To ensure that money from the release of the unissued Kevin Irving tracks, “Don’t Keep Me Waiting” and “Just for You,” went to Irving’s next of kin, Derradji found Kevin Irving Jr. He also mixed Irving’s songs according to the original studio notes, where were included with the reels. Even Derradji’s remixes of the tracks reflect the era of the source material. “I’m trying to make a remix that somebody would have done in the 90s, so it doesn’t sound like you’re releasing a track from ’91 and the remix is, like, minimal Berlin techno,” he says. “I’m trying to be authentic on this one, thinking about, ‘How would have Kevin approached people about doing a remix?'”
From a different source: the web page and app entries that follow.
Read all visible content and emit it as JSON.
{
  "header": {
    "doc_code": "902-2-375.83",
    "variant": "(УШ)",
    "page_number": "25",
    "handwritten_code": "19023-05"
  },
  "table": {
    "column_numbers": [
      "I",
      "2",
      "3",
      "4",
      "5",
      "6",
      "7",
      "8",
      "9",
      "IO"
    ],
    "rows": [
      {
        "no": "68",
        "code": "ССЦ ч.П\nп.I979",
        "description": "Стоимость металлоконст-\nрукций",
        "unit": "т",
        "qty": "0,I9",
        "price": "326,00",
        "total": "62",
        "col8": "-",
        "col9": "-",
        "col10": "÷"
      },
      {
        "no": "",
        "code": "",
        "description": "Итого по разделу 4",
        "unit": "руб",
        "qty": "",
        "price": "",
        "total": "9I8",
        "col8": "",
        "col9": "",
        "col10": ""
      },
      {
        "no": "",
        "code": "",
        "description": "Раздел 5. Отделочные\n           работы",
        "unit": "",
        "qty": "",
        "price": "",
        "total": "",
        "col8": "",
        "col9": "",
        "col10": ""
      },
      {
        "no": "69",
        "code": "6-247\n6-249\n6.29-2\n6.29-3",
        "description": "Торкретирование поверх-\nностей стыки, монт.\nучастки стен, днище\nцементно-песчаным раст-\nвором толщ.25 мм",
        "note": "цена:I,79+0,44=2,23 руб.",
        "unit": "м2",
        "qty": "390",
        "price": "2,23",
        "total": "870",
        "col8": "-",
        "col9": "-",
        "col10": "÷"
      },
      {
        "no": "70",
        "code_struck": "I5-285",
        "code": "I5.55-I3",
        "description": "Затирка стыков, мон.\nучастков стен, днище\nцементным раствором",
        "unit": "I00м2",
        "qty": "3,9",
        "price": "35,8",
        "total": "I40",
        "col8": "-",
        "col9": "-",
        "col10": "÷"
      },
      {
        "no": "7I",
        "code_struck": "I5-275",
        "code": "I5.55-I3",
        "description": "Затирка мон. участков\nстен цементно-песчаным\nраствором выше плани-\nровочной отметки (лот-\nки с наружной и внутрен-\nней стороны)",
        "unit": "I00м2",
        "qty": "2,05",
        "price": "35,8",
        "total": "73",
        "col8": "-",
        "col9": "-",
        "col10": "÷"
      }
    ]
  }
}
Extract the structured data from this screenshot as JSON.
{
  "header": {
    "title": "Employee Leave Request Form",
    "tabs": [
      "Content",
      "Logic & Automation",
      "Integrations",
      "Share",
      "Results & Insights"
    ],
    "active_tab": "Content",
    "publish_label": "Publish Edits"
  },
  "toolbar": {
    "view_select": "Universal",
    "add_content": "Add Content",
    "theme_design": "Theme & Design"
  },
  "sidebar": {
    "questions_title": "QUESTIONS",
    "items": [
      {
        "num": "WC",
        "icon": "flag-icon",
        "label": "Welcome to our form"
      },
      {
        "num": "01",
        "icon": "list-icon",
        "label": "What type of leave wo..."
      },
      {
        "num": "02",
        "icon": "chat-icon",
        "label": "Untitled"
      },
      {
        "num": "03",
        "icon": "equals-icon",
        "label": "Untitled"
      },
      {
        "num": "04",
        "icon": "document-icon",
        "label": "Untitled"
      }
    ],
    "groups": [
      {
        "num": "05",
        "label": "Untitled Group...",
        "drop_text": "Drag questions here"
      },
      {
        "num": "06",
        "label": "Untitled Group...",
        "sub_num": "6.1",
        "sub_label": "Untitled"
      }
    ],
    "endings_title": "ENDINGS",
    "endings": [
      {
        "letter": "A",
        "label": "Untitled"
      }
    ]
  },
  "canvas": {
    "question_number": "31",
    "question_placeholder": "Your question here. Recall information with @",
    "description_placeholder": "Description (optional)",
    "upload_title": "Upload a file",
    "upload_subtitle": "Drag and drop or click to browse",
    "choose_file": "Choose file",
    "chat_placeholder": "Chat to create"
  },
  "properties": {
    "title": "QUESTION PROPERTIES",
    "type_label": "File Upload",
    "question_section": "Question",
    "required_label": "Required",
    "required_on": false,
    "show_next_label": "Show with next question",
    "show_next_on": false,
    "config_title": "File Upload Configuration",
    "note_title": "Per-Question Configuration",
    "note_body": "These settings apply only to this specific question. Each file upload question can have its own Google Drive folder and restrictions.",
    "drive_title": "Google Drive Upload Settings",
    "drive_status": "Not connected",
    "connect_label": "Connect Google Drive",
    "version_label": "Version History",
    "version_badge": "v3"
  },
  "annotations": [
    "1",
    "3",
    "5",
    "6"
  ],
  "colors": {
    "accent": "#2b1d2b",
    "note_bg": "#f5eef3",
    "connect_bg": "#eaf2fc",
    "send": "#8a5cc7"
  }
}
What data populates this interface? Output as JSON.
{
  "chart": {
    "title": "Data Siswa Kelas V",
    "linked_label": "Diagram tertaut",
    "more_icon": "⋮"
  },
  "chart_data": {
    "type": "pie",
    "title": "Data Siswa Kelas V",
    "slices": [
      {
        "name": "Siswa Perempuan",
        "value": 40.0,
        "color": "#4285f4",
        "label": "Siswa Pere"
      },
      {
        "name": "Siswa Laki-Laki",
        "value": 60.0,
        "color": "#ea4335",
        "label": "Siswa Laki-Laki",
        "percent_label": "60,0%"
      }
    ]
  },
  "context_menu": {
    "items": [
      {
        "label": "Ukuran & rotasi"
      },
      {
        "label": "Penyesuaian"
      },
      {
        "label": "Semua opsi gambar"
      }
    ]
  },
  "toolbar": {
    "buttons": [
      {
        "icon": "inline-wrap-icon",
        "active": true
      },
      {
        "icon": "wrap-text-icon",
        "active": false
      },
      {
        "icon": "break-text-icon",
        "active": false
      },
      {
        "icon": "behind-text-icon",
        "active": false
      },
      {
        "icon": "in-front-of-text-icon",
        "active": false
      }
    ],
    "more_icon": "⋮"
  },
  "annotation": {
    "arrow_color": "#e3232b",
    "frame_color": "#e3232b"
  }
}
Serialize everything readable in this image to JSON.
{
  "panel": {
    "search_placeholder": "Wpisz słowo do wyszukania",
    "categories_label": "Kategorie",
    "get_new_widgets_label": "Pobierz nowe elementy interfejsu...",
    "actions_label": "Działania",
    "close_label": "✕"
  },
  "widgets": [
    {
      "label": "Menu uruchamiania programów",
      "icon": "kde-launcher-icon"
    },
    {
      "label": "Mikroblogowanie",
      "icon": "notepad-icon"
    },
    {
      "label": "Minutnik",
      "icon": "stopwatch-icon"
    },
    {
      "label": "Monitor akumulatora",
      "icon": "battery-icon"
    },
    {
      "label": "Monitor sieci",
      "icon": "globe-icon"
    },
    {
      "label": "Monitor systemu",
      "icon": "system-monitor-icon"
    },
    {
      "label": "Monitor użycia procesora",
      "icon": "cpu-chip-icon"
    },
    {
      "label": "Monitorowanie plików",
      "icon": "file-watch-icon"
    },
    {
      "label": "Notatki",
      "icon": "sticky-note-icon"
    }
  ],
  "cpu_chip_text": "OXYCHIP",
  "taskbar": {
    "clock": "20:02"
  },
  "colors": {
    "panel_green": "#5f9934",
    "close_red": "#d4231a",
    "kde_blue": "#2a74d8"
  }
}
Derradji is still listening through the reel-to-reel tapes and still discovering surprises in them. He’s found a flyer for an Underground World Futureshok show, a typed-out mix tracklist from Frankie Knuckles, an Ed Crosby “Hot Mix 5” business card, soundboard-channel notes from the Chicago Recording Company, and handwritten lyric sheets from Ten City recording sessions, among many other things—enough to spruce up a pretty extensive book of liner notes.
The project of restoring these tapes and releasing the music they contain (as well as the ephemera packaged with them) is part and parcel of Still Music’s core mission: documenting the house scene of Derradji’s adoptive hometown. “We need to preserve that heritage. We need to talk about the legacy of each and every one of those guys as much as we can, so that it doesn’t disappear, so it’s not absorbed, put into a book, and whitewashed into something that it’s not,” he says. “We have this fantastic opportunity that’s hugely viable for this music—we can reissue it, document it, make it proper, and give cred to all those guys. And they have a chance to share their genius again.” v